- Current information, verbal and written, should be provided prior to surgery, setting out the criteria and risk factors for a cosmetic procedure;



- Patients should give formal consent for their GP to be given details of any treatment or medication;



- Patients should not be admitted for a procedure sooner than two weeks after the initial consultation to allow adequate time for reflection.



Nursing implications
The role of the nurse has evolved from simply working with plastic surgeons and dermatologists. Nurses now have new skills, such as carrying out skin resurfacing and dermal augmentation.



There are no specific qualification requirements for nurses advising on and/or carrying out aesthetic procedures. However, nurses should work within the NMC’s code of professional conduct (NMC, 2004).



Nurses are also often involved in advising patients who may be considering cosmetic surgery. The DH has introduced a new patient information resource outlining questions that these patients should be encouraged to ask (DH, 2006b). These form a useful basis for discussing cosmetic surgery and nurses should ask questions such as:



- Do you expect that this cosmetic procedure will change your life as well as your appearance?



- How do you think your life will be better?



- Is it reasonable or likely that a change in your appearance will radically change your life?



- Are you considering this surgery for yourself or is it to please someone else?



- Do you think that having surgery will improve your relationship or employment prospects?



- Is it reasonable to expect surgery to achieve the changes to your appearance that you are hoping for?



There have been concerns expressed regarding the increasing commoditisation of cosmetic procedures (BAAPS, 2006) and nurses can play an important part in enlightening patients about the risks and benefits and ensuring they are able to make informed decisions.
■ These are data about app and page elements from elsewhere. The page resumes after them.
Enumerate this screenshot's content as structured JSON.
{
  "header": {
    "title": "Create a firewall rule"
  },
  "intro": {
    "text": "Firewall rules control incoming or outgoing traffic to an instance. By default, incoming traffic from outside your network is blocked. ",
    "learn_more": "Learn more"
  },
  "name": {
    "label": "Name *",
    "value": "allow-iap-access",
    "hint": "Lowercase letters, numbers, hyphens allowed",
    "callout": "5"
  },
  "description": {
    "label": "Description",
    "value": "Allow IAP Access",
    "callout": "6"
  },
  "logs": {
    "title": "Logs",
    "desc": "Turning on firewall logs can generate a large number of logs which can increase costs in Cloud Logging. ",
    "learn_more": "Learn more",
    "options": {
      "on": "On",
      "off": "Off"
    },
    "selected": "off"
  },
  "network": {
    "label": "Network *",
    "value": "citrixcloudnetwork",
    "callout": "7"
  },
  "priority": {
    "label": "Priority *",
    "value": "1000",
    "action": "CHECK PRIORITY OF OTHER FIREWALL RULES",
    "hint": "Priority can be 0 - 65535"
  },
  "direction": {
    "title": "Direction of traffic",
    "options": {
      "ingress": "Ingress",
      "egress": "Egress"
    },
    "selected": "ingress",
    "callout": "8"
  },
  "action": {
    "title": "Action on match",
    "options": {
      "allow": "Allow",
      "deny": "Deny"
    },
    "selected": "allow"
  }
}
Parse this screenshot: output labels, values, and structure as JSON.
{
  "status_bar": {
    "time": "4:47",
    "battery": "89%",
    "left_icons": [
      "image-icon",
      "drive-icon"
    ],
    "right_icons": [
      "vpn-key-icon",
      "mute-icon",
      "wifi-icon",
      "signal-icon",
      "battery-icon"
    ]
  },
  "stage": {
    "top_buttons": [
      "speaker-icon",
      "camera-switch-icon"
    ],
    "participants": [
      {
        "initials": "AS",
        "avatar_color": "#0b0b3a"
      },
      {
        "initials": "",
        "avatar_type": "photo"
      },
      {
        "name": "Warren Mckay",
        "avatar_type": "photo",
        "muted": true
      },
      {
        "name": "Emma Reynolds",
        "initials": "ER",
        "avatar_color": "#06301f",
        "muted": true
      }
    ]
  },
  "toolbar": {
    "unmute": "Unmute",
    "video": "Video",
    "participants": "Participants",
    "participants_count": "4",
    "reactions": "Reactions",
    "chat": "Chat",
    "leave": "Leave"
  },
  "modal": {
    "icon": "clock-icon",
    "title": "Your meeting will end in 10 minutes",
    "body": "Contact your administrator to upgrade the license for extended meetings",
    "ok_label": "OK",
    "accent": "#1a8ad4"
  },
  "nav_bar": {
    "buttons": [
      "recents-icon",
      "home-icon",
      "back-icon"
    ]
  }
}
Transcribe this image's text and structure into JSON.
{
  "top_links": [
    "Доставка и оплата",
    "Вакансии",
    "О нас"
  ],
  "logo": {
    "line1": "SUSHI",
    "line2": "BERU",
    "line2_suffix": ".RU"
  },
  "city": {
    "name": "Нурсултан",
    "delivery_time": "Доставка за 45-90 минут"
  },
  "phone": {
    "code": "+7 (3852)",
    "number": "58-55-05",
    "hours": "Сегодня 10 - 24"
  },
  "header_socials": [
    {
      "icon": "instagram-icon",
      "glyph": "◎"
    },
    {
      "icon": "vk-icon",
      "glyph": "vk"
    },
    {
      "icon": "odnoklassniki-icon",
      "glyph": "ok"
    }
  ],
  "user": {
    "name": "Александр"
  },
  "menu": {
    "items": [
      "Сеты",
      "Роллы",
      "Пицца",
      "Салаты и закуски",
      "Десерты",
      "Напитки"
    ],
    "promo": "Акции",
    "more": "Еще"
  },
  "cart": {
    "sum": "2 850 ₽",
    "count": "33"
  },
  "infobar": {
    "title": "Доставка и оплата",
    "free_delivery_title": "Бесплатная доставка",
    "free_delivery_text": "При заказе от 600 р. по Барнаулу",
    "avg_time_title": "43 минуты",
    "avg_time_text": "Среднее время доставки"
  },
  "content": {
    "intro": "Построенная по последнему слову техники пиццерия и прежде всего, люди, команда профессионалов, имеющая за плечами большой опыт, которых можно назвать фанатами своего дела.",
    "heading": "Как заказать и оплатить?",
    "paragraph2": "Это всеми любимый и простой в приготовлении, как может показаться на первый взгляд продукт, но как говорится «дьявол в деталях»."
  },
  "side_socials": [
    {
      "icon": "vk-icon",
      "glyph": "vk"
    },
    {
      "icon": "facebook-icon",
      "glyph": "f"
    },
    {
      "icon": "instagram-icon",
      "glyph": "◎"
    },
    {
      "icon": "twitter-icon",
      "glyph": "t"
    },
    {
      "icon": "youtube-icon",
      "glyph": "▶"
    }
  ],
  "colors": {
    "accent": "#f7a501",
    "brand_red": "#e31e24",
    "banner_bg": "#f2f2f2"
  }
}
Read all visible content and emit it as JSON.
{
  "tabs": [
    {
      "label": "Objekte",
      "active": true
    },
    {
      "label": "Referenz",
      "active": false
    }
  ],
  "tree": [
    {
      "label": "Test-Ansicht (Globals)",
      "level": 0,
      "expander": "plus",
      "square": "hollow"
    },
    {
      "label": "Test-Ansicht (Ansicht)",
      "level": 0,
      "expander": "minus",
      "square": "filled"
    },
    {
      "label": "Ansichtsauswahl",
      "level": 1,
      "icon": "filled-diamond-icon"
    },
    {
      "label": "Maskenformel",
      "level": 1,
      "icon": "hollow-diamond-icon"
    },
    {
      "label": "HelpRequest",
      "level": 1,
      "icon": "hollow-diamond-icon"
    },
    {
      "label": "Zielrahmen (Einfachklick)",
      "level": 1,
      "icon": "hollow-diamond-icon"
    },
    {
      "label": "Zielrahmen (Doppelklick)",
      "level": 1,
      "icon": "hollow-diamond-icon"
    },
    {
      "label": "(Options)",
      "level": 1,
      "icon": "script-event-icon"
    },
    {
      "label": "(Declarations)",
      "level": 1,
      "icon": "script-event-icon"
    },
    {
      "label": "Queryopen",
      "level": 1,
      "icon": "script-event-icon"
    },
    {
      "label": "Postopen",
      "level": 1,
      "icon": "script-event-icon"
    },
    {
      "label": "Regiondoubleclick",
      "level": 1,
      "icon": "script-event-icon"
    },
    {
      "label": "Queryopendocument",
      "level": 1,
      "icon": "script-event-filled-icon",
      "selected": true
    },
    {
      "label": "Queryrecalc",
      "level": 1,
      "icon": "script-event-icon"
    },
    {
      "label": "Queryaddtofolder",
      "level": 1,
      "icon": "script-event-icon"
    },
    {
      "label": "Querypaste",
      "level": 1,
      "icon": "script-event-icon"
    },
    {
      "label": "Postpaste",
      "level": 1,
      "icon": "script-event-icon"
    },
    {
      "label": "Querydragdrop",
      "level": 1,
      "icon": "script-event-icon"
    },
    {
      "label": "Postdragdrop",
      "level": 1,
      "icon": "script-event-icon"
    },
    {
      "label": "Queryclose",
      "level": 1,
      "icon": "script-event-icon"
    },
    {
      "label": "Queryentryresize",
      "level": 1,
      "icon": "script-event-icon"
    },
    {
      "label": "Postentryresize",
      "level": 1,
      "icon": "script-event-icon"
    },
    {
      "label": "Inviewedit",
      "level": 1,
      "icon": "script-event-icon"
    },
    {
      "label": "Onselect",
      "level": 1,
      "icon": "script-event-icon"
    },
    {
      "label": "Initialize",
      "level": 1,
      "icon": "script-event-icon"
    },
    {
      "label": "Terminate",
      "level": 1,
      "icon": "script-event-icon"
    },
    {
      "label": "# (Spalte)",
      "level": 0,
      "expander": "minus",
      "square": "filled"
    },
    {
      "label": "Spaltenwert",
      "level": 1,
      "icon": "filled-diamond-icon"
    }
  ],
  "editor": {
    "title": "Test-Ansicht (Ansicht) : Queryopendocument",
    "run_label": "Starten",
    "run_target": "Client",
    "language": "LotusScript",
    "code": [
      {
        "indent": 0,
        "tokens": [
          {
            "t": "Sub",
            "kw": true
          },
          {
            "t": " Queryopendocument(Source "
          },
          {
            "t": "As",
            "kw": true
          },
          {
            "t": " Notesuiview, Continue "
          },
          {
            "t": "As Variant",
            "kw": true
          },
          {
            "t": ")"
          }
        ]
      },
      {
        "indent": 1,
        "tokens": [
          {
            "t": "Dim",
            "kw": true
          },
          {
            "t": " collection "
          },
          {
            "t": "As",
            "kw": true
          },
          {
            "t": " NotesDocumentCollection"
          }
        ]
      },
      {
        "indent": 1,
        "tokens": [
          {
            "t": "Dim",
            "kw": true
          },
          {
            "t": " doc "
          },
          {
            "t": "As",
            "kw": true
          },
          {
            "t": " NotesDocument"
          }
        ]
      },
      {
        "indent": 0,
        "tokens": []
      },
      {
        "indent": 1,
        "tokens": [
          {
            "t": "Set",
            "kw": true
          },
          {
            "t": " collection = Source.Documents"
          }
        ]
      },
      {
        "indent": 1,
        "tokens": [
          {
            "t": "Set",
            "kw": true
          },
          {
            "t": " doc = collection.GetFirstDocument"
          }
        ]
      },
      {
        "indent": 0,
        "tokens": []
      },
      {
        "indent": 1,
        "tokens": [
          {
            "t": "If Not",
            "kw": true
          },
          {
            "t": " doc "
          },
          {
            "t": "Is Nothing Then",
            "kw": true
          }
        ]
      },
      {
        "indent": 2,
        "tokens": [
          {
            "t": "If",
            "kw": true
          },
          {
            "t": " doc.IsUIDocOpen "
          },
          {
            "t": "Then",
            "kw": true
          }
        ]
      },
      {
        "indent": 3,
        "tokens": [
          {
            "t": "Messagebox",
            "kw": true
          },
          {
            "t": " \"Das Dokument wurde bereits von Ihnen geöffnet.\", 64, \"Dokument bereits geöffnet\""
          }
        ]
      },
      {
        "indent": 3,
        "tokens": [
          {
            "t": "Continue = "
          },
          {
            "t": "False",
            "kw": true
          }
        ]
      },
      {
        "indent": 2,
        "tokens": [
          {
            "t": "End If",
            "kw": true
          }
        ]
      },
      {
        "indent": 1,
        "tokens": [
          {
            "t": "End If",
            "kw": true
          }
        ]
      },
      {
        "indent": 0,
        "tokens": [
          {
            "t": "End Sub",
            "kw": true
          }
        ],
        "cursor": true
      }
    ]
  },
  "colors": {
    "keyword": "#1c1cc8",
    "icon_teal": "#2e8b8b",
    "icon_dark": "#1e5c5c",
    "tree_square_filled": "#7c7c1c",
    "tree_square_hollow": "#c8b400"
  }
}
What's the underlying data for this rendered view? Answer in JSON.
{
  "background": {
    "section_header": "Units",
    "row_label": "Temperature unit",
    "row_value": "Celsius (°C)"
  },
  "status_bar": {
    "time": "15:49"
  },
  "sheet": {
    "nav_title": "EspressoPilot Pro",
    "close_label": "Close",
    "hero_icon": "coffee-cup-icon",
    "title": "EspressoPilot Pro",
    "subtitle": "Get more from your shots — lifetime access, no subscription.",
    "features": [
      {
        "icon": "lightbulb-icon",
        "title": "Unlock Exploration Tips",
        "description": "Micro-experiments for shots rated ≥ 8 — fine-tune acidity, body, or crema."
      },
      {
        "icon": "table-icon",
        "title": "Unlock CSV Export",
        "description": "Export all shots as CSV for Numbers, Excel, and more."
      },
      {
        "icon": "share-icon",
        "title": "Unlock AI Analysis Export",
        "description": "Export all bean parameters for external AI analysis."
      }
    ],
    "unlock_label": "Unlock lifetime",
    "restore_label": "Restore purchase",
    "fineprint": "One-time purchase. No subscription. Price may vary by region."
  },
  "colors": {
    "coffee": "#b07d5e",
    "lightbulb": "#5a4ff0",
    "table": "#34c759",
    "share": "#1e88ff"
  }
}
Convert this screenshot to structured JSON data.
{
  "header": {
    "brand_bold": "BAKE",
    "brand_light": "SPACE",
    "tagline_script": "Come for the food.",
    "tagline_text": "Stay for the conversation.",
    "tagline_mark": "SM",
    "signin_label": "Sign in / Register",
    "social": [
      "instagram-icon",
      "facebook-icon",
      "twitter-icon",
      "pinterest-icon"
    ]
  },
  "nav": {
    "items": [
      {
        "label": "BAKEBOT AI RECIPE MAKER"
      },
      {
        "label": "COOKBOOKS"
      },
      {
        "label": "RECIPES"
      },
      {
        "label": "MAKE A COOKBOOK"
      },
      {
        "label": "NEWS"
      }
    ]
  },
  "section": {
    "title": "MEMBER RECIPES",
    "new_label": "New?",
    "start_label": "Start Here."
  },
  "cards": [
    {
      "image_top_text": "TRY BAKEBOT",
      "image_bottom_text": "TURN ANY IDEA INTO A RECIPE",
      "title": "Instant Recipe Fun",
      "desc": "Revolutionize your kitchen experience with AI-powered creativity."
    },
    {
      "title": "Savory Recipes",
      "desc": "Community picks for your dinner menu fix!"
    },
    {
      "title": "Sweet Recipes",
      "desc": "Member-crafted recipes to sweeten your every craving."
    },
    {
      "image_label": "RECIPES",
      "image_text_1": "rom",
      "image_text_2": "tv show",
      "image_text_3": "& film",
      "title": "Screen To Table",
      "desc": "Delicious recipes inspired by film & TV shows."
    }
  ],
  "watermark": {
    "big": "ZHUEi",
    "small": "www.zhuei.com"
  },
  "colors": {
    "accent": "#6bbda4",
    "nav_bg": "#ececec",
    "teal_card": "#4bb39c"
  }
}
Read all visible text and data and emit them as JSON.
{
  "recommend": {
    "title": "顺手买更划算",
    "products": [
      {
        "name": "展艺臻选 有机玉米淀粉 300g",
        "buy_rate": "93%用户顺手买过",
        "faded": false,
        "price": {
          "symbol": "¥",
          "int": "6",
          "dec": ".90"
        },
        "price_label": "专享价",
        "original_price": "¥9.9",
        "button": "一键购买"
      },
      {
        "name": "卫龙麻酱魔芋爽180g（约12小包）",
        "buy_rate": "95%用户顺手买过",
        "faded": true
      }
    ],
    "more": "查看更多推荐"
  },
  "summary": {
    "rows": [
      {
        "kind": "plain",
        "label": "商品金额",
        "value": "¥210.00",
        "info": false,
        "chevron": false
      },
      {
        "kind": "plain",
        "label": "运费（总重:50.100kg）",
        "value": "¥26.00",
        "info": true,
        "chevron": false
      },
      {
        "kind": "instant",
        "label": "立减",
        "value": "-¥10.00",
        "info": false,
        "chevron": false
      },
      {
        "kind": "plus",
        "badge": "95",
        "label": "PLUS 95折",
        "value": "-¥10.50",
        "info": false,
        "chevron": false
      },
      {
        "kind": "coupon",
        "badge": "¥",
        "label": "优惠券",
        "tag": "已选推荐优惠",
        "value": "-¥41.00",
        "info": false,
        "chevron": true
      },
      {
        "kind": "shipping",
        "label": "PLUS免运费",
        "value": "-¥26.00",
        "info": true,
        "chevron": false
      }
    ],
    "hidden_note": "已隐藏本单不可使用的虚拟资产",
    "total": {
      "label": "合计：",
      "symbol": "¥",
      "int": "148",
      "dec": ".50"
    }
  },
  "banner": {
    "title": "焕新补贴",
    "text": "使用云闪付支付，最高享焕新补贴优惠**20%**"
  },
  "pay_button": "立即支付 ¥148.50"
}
This means working within the limits of their skills, knowledge and competence.



This article has been double-blind peer-reviewed.



For related articles on this subject and links to relevant websites see

  • Comment

Have your say

You must sign in to make a comment

Please remember that the submission of any material is governed by our Terms and Conditions and by submitting material you confirm your agreement to these Terms and Conditions. Links may be included in your comments but HTML is not permitted.